Characterization techniques of modem materials science have been used to extend a prior study (W. H. Gourdin and W. D. Kingery, “The Beginnings of Pyrotechnology: Neolithic and Egyptian Lime Plaster” Journal of Field Archaeology 2 : 133-50) ofplaster materials and their processing in the Pre-Pottery Neolithic (ca. 7200-6000 B.c.). The “invention” of lime plaster can be traced back to at least the Epi-Paleolithic Geometric Ke-baran (ca. 12,000 b.c.) and its use in architecture to theNatufian (10,300-8500 b.c.). The production of lime and gypsum plasters is described as a multi-step process requiring selection and collection of raw materials, heating of limestone at 800-900°C (gypsum at 150-200°C), slaking the quicklime in water to form the hydroxide, mixing with various additives, applying and shaping as a paste, and often coating with a slip coat and burnishing—a skilled craft activity having some structural similarities to pottery manufacture. Plaster production expanded in the Pre-Pottery Neolithic B (PPNB), and the geographic distribution of lime and gypsum plaster indicates interactions and technological interchanges throughout the Near East.
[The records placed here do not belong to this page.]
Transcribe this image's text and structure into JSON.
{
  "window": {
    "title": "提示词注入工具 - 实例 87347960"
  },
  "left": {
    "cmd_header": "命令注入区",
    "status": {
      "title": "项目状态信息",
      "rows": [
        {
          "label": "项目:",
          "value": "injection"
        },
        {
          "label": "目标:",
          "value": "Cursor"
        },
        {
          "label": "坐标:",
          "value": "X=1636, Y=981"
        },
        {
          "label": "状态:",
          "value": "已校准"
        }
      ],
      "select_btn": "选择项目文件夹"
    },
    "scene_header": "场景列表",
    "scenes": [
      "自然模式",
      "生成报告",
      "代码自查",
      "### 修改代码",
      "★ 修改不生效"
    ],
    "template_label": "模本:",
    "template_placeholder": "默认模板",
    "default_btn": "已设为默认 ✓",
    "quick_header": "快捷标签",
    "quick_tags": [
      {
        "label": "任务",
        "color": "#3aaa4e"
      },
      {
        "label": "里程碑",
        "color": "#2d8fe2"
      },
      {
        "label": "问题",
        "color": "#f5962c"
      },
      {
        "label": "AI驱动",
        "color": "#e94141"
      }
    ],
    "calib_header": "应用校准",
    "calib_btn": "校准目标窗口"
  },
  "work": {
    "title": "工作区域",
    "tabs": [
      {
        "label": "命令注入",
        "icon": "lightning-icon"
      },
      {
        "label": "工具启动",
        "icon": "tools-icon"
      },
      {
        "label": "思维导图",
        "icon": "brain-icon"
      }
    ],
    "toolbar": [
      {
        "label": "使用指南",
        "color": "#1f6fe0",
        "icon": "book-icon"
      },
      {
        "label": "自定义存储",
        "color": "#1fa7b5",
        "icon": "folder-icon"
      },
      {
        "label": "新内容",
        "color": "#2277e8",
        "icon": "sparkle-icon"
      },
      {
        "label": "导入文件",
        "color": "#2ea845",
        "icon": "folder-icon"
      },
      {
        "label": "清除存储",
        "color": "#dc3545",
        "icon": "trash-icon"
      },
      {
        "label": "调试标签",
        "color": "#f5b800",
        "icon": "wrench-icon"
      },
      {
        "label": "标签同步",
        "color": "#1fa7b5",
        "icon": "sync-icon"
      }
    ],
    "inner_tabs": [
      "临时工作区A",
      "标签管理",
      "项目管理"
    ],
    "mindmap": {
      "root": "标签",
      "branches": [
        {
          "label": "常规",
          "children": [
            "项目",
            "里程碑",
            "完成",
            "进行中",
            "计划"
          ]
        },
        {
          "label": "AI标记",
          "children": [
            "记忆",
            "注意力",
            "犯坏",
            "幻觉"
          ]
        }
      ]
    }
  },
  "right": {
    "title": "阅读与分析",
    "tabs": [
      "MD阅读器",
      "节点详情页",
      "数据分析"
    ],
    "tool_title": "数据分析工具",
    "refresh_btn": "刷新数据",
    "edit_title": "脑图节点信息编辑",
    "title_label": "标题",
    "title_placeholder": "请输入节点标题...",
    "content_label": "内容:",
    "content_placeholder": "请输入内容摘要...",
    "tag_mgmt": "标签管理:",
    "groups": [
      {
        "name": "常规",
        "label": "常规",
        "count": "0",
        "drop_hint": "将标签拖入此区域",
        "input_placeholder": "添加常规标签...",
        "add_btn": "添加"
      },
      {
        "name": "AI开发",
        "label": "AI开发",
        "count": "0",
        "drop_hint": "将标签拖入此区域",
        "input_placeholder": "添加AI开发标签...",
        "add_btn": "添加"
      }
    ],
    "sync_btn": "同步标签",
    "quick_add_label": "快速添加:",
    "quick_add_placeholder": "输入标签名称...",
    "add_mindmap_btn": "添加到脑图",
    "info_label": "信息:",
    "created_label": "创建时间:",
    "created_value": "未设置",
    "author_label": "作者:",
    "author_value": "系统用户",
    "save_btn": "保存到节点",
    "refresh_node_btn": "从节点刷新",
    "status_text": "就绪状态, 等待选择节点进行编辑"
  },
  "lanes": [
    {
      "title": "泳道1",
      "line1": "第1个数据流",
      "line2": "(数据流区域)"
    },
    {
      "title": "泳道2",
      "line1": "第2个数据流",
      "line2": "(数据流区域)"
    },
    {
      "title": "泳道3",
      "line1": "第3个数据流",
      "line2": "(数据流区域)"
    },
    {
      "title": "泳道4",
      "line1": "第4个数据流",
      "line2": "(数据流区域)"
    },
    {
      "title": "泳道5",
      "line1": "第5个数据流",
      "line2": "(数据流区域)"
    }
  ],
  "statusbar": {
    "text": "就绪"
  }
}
Quite different interactive techno-complex areas are defined by lime plaster, gypsum plaster, and whiteware production, perhaps characteristic of the difficulties in applying ideas of “bounded” cultural regions. Rather inadequate comparative site data indicate coeval existence of egalitarian villages and of towns with a greater degree of social and economic complexity. The invention and innovation ofplaster technology and its evolution into an industry is a classic case of the long time interval between initial invention and the subsequent technological innovation coming into general use. Once begun, the industry underwent autocatalytic development and there were further innovations such as mineral aggregate additions; surface slips; burnishing; use for beads, containers, and sculpture; fiber reinforcement; and composite material applications. PPNB sculpture techniques were developed to a level similar to those used today. Geographical distribution, patterns of production and usage, and product development are all supportive of the idea that incipient craft specialization and social complexity were well developed in the Pre-Pottery Neolithic. In addition, plaster innovations achieved conditions necessary for metal smelting, provided all the necessary technology, and set the stage for the subsequent adoption of pottery as a Neolithic industry. Describing the Neolithic revolution in terms of the “invention” of pottery, plaster, and agriculture is incorrect; it was rather a period of industry establishment based on much earlier inventions.
ASJC Scopus subject areas